Old-fashioned ratiocination, done up with all the Victorian bells and whistles.
When Lady Jane’s former upstairs maid Prue dies, presumably by her own hand, the gentlewoman calls on her good friend, Charles Lenox—an amateur sleuth who’s also a Roman antiquities scholar and a lover of maps, a good pipe and a decent cup of tea—to investigate. Searching the gel’s digs at the Barnard household, Lenox discovers several clues: a bottle of rare and expensive blue indigo poison, a forged suicide note, a leaf, a candle and diverse suspicious guests in residence, including two politicians, two nephews, one financier, Prue’s footman fiancé and of course Barnard himself, a Director of the Royal Mint, who was safeguarding crates of the nation’s gold in a locked room. Dumb Inspector Exeter of the Yard is called in, but makes little headway, so Lenox sends his man Graham, his brother Edmund et al. to reconnoiter. Another fatality is scheduled for the season’s main event, Barnard’s ball. Untangling the ties between the deaths solves the case in time for Lenox and Lady Jane to contemplate more congenial companions.

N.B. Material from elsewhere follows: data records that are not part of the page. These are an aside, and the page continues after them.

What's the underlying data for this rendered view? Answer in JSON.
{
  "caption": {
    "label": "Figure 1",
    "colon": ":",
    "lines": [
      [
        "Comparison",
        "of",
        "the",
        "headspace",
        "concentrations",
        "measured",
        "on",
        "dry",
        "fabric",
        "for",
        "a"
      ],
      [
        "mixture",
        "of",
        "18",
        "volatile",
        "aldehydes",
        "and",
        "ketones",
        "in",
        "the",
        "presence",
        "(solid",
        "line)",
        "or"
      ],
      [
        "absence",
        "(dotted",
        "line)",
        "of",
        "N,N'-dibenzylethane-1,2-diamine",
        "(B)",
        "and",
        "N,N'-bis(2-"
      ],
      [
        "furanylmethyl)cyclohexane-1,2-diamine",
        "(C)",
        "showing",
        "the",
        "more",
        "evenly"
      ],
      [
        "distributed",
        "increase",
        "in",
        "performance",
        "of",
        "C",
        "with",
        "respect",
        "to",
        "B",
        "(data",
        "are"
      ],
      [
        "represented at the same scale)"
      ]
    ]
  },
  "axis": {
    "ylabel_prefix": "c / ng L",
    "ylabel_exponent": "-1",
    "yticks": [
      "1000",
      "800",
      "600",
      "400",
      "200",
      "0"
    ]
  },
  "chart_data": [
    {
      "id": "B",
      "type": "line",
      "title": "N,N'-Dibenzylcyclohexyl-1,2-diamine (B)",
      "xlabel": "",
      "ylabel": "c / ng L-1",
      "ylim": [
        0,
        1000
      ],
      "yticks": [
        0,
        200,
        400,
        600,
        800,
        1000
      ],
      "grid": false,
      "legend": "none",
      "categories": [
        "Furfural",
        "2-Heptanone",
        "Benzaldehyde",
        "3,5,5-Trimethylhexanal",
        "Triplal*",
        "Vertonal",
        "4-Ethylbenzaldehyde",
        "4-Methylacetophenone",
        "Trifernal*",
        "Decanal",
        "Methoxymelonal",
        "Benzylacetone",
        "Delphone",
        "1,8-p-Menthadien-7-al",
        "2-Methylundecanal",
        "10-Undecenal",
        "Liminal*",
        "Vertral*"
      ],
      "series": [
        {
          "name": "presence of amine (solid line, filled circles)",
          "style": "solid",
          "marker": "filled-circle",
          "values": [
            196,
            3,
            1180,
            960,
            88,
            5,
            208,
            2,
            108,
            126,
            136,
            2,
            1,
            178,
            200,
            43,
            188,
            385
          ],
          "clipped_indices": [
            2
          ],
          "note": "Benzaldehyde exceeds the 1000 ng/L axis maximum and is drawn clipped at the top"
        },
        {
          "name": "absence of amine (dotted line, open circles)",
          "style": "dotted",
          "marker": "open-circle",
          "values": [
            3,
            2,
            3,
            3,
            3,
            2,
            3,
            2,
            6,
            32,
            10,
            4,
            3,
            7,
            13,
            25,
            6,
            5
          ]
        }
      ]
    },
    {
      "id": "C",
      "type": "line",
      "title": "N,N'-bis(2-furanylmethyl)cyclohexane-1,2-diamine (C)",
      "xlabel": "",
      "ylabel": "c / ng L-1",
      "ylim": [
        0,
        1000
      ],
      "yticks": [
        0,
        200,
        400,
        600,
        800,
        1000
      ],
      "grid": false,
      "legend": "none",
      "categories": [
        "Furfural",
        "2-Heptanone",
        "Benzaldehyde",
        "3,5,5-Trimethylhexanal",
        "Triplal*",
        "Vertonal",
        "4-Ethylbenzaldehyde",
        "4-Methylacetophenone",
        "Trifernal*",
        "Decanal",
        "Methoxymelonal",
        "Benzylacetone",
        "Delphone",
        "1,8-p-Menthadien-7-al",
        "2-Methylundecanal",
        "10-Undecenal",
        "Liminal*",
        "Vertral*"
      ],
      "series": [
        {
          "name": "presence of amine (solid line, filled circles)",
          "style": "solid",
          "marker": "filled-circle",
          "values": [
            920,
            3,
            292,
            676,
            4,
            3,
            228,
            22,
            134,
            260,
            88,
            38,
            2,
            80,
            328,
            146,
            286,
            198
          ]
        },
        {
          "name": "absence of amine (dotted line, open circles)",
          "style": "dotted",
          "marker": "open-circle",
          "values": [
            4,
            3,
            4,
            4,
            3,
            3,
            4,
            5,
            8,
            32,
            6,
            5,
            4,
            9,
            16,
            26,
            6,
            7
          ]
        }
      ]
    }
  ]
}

Finch’s rudimentary writing skills are enlivened now and then by bits of London history. On the whole, though, most Sherlockians can skip this unengaging debut without risk.